Exactly as written, retype the listing below, omitting the pictures.
........
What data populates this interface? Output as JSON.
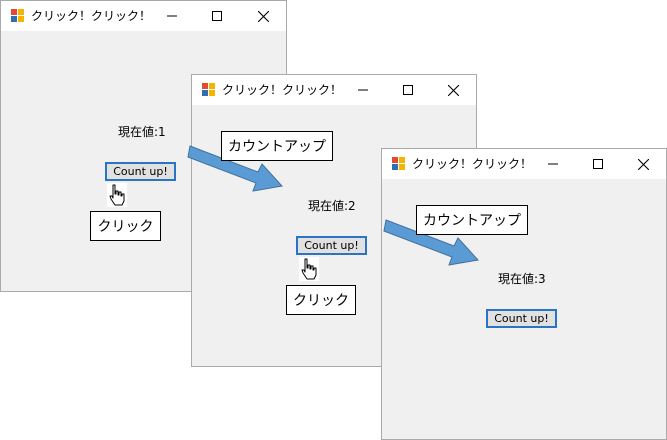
{
  "app_title": "クリック！クリック！",
  "windows": [
    {
      "value_label": "現在値:1",
      "button_label": "Count up!"
    },
    {
      "value_label": "現在値:2",
      "button_label": "Count up!"
    },
    {
      "value_label": "現在値:3",
      "button_label": "Count up!"
    }
  ],
  "annotations": {
    "click_label": "クリック",
    "count_up_label": "カウントアップ"
  },
  "colors": {
    "accent": "#2a74c4",
    "arrow_fill": "#5b9bd5",
    "arrow_stroke": "#41719c"
  }
}
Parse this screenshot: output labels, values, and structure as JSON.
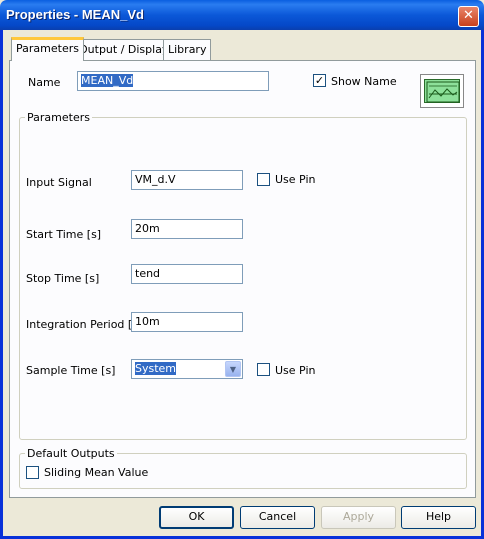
{
  "window": {
    "title": "Properties - MEAN_Vd",
    "close_glyph": "✕"
  },
  "tabs": [
    {
      "label": "Parameters",
      "active": true
    },
    {
      "label": "Output / Display",
      "active": false
    },
    {
      "label": "Library",
      "active": false
    }
  ],
  "name_row": {
    "label": "Name",
    "value": "MEAN_Vd",
    "show_name_label": "Show Name",
    "show_name_checked": true,
    "check_glyph": "✓"
  },
  "parameters": {
    "group_label": "Parameters",
    "input_signal": {
      "label": "Input Signal",
      "value": "VM_d.V",
      "use_pin_label": "Use Pin",
      "use_pin_checked": false
    },
    "start_time": {
      "label": "Start Time [s]",
      "value": "20m"
    },
    "stop_time": {
      "label": "Stop Time [s]",
      "value": "tend"
    },
    "integration_period": {
      "label": "Integration Period [s]",
      "value": "10m"
    },
    "sample_time": {
      "label": "Sample Time [s]",
      "value": "System",
      "arrow_glyph": "▼",
      "use_pin_label": "Use Pin",
      "use_pin_checked": false
    }
  },
  "default_outputs": {
    "group_label": "Default Outputs",
    "sliding_mean_label": "Sliding Mean Value",
    "sliding_mean_checked": false
  },
  "buttons": {
    "ok": "OK",
    "cancel": "Cancel",
    "apply": "Apply",
    "help": "Help"
  },
  "colors": {
    "title_bar": "#0b58d8",
    "dialog_bg": "#ece9d8",
    "panel_bg": "#fcfcfe",
    "selection": "#316ac5",
    "active_tab_accent": "#ffc83c"
  },
  "icons": [
    "close-icon",
    "block-preview-icon",
    "checkmark-icon",
    "dropdown-arrow-icon"
  ]
}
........
TASK RESPONSE
What data populates this interface? Output as JSON.
{
  "app_title": "クリック！クリック！",
  "windows": [
    {
      "value_label": "現在値:1",
      "button_label": "Count up!"
    },
    {
      "value_label": "現在値:2",
      "button_label": "Count up!"
    },
    {
      "value_label": "現在値:3",
      "button_label": "Count up!"
    }
  ],
  "annotations": {
    "click_label": "クリック",
    "count_up_label": "カウントアップ"
  },
  "colors": {
    "accent": "#2a74c4",
    "arrow_fill": "#5b9bd5",
    "arrow_stroke": "#41719c"
  }
}
Parse this screenshot: output labels, values, and structure as JSON.
{
  "window": {
    "title": "Properties - MEAN_Vd",
    "close_glyph": "✕"
  },
  "tabs": [
    {
      "label": "Parameters",
      "active": true
    },
    {
      "label": "Output / Display",
      "active": false
    },
    {
      "label": "Library",
      "active": false
    }
  ],
  "name_row": {
    "label": "Name",
    "value": "MEAN_Vd",
    "show_name_label": "Show Name",
    "show_name_checked": true,
    "check_glyph": "✓"
  },
  "parameters": {
    "group_label": "Parameters",
    "input_signal": {
      "label": "Input Signal",
      "value": "VM_d.V",
      "use_pin_label": "Use Pin",
      "use_pin_checked": false
    },
    "start_time": {
      "label": "Start Time [s]",
      "value": "20m"
    },
    "stop_time": {
      "label": "Stop Time [s]",
      "value": "tend"
    },
    "integration_period": {
      "label": "Integration Period [s]",
      "value": "10m"
    },
    "sample_time": {
      "label": "Sample Time [s]",
      "value": "System",
      "arrow_glyph": "▼",
      "use_pin_label": "Use Pin",
      "use_pin_checked": false
    }
  },
  "default_outputs": {
    "group_label": "Default Outputs",
    "sliding_mean_label": "Sliding Mean Value",
    "sliding_mean_checked": false
  },
  "buttons": {
    "ok": "OK",
    "cancel": "Cancel",
    "apply": "Apply",
    "help": "Help"
  },
  "colors": {
    "title_bar": "#0b58d8",
    "dialog_bg": "#ece9d8",
    "panel_bg": "#fcfcfe",
    "selection": "#316ac5",
    "active_tab_accent": "#ffc83c"
  },
  "icons": [
    "close-icon",
    "block-preview-icon",
    "checkmark-icon",
    "dropdown-arrow-icon"
  ]
}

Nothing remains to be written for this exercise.